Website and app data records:

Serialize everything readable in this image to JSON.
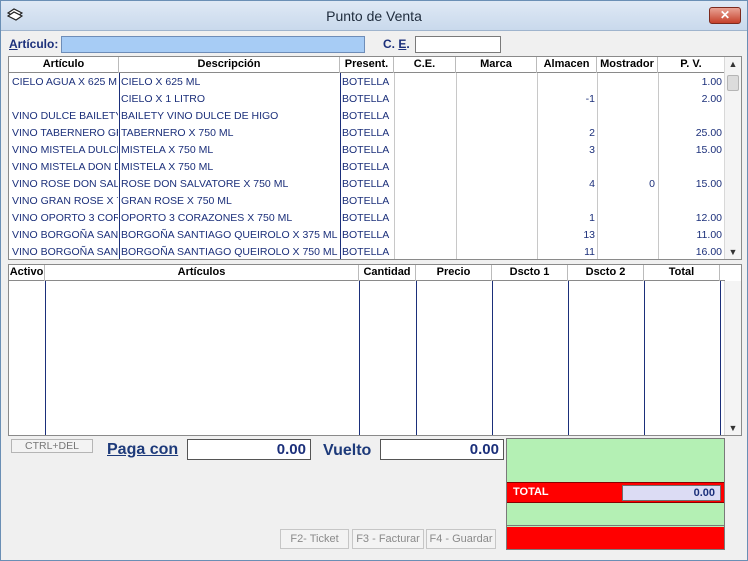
{
  "window": {
    "title": "Punto de Venta",
    "close_label": "✕"
  },
  "search": {
    "articulo_label_u": "A",
    "articulo_label_rest": "rtículo:",
    "articulo_value": "",
    "ce_label_pre": "C. ",
    "ce_label_u": "E",
    "ce_label_post": ".",
    "ce_value": ""
  },
  "products": {
    "columns": [
      "Artículo",
      "Descripción",
      "Present.",
      "C.E.",
      "Marca",
      "Almacen",
      "Mostrador",
      "P. V."
    ],
    "rows": [
      {
        "articulo": "CIELO AGUA X 625 M",
        "descripcion": "CIELO X 625 ML",
        "present": "BOTELLA",
        "ce": "",
        "marca": "",
        "almacen": "",
        "mostrador": "",
        "pv": "1.00"
      },
      {
        "articulo": "",
        "descripcion": "CIELO X 1 LITRO",
        "present": "BOTELLA",
        "ce": "",
        "marca": "",
        "almacen": "-1",
        "mostrador": "",
        "pv": "2.00"
      },
      {
        "articulo": "VINO DULCE BAILETY",
        "descripcion": "BAILETY VINO DULCE DE HIGO",
        "present": "BOTELLA",
        "ce": "",
        "marca": "",
        "almacen": "",
        "mostrador": "",
        "pv": ""
      },
      {
        "articulo": "VINO TABERNERO GR",
        "descripcion": "TABERNERO X 750 ML",
        "present": "BOTELLA",
        "ce": "",
        "marca": "",
        "almacen": "2",
        "mostrador": "",
        "pv": "25.00"
      },
      {
        "articulo": "VINO MISTELA DULCE",
        "descripcion": "MISTELA X 750 ML",
        "present": "BOTELLA",
        "ce": "",
        "marca": "",
        "almacen": "3",
        "mostrador": "",
        "pv": "15.00"
      },
      {
        "articulo": "VINO MISTELA DON D",
        "descripcion": "MISTELA X 750 ML",
        "present": "BOTELLA",
        "ce": "",
        "marca": "",
        "almacen": "",
        "mostrador": "",
        "pv": ""
      },
      {
        "articulo": "VINO ROSE DON SAL",
        "descripcion": "ROSE DON SALVATORE X 750 ML",
        "present": "BOTELLA",
        "ce": "",
        "marca": "",
        "almacen": "4",
        "mostrador": "0",
        "pv": "15.00"
      },
      {
        "articulo": "VINO GRAN ROSE X 7",
        "descripcion": "GRAN ROSE X 750 ML",
        "present": "BOTELLA",
        "ce": "",
        "marca": "",
        "almacen": "",
        "mostrador": "",
        "pv": ""
      },
      {
        "articulo": "VINO OPORTO 3 COR",
        "descripcion": "OPORTO 3 CORAZONES X 750 ML",
        "present": "BOTELLA",
        "ce": "",
        "marca": "",
        "almacen": "1",
        "mostrador": "",
        "pv": "12.00"
      },
      {
        "articulo": "VINO BORGOÑA  SAN",
        "descripcion": "BORGOÑA SANTIAGO QUEIROLO X 375 ML",
        "present": "BOTELLA",
        "ce": "",
        "marca": "",
        "almacen": "13",
        "mostrador": "",
        "pv": "11.00"
      },
      {
        "articulo": "VINO BORGOÑA  SAN",
        "descripcion": "BORGOÑA  SANTIAGO QUEIROLO X 750 ML",
        "present": "BOTELLA",
        "ce": "",
        "marca": "",
        "almacen": "11",
        "mostrador": "",
        "pv": "16.00"
      }
    ]
  },
  "cart": {
    "columns": [
      "Activo",
      "Artículos",
      "Cantidad",
      "Precio",
      "Dscto 1",
      "Dscto 2",
      "Total"
    ]
  },
  "payment": {
    "ctrl_del_label": "CTRL+DEL",
    "paga_con_label": "Paga con",
    "paga_con_value": "0.00",
    "vuelto_label": "Vuelto",
    "vuelto_value": "0.00",
    "total_label": "TOTAL",
    "total_value": "0.00"
  },
  "actions": {
    "ticket_label": "F2- Ticket",
    "facturar_label": "F3 - Facturar",
    "guardar_label": "F4 - Guardar"
  },
  "icons": {
    "app": "app-logo-icon",
    "close": "close-icon",
    "scroll_up": "scroll-up-icon",
    "scroll_down": "scroll-down-icon"
  },
  "colors": {
    "accent_text": "#1b2f7a",
    "total_red": "#ff0000",
    "panel_green": "#b4f0b4",
    "search_blue": "#a7ccf5"
  }
}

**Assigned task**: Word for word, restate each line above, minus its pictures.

**Response**:
Serialize everything readable in this image to JSON.
{
  "window": {
    "title": "Punto de Venta",
    "close_label": "✕"
  },
  "search": {
    "articulo_label_u": "A",
    "articulo_label_rest": "rtículo:",
    "articulo_value": "",
    "ce_label_pre": "C. ",
    "ce_label_u": "E",
    "ce_label_post": ".",
    "ce_value": ""
  },
  "products": {
    "columns": [
      "Artículo",
      "Descripción",
      "Present.",
      "C.E.",
      "Marca",
      "Almacen",
      "Mostrador",
      "P. V."
    ],
    "rows": [
      {
        "articulo": "CIELO AGUA X 625 M",
        "descripcion": "CIELO X 625 ML",
        "present": "BOTELLA",
        "ce": "",
        "marca": "",
        "almacen": "",
        "mostrador": "",
        "pv": "1.00"
      },
      {
        "articulo": "",
        "descripcion": "CIELO X 1 LITRO",
        "present": "BOTELLA",
        "ce": "",
        "marca": "",
        "almacen": "-1",
        "mostrador": "",
        "pv": "2.00"
      },
      {
        "articulo": "VINO DULCE BAILETY",
        "descripcion": "BAILETY VINO DULCE DE HIGO",
        "present": "BOTELLA",
        "ce": "",
        "marca": "",
        "almacen": "",
        "mostrador": "",
        "pv": ""
      },
      {
        "articulo": "VINO TABERNERO GR",
        "descripcion": "TABERNERO X 750 ML",
        "present": "BOTELLA",
        "ce": "",
        "marca": "",
        "almacen": "2",
        "mostrador": "",
        "pv": "25.00"
      },
      {
        "articulo": "VINO MISTELA DULCE",
        "descripcion": "MISTELA X 750 ML",
        "present": "BOTELLA",
        "ce": "",
        "marca": "",
        "almacen": "3",
        "mostrador": "",
        "pv": "15.00"
      },
      {
        "articulo": "VINO MISTELA DON D",
        "descripcion": "MISTELA X 750 ML",
        "present": "BOTELLA",
        "ce": "",
        "marca": "",
        "almacen": "",
        "mostrador": "",
        "pv": ""
      },
      {
        "articulo": "VINO ROSE DON SAL",
        "descripcion": "ROSE DON SALVATORE X 750 ML",
        "present": "BOTELLA",
        "ce": "",
        "marca": "",
        "almacen": "4",
        "mostrador": "0",
        "pv": "15.00"
      },
      {
        "articulo": "VINO GRAN ROSE X 7",
        "descripcion": "GRAN ROSE X 750 ML",
        "present": "BOTELLA",
        "ce": "",
        "marca": "",
        "almacen": "",
        "mostrador": "",
        "pv": ""
      },
      {
        "articulo": "VINO OPORTO 3 COR",
        "descripcion": "OPORTO 3 CORAZONES X 750 ML",
        "present": "BOTELLA",
        "ce": "",
        "marca": "",
        "almacen": "1",
        "mostrador": "",
        "pv": "12.00"
      },
      {
        "articulo": "VINO BORGOÑA  SAN",
        "descripcion": "BORGOÑA SANTIAGO QUEIROLO X 375 ML",
        "present": "BOTELLA",
        "ce": "",
        "marca": "",
        "almacen": "13",
        "mostrador": "",
        "pv": "11.00"
      },
      {
        "articulo": "VINO BORGOÑA  SAN",
        "descripcion": "BORGOÑA  SANTIAGO QUEIROLO X 750 ML",
        "present": "BOTELLA",
        "ce": "",
        "marca": "",
        "almacen": "11",
        "mostrador": "",
        "pv": "16.00"
      }
    ]
  },
  "cart": {
    "columns": [
      "Activo",
      "Artículos",
      "Cantidad",
      "Precio",
      "Dscto 1",
      "Dscto 2",
      "Total"
    ]
  },
  "payment": {
    "ctrl_del_label": "CTRL+DEL",
    "paga_con_label": "Paga con",
    "paga_con_value": "0.00",
    "vuelto_label": "Vuelto",
    "vuelto_value": "0.00",
    "total_label": "TOTAL",
    "total_value": "0.00"
  },
  "actions": {
    "ticket_label": "F2- Ticket",
    "facturar_label": "F3 - Facturar",
    "guardar_label": "F4 - Guardar"
  },
  "icons": {
    "app": "app-logo-icon",
    "close": "close-icon",
    "scroll_up": "scroll-up-icon",
    "scroll_down": "scroll-down-icon"
  },
  "colors": {
    "accent_text": "#1b2f7a",
    "total_red": "#ff0000",
    "panel_green": "#b4f0b4",
    "search_blue": "#a7ccf5"
  }
}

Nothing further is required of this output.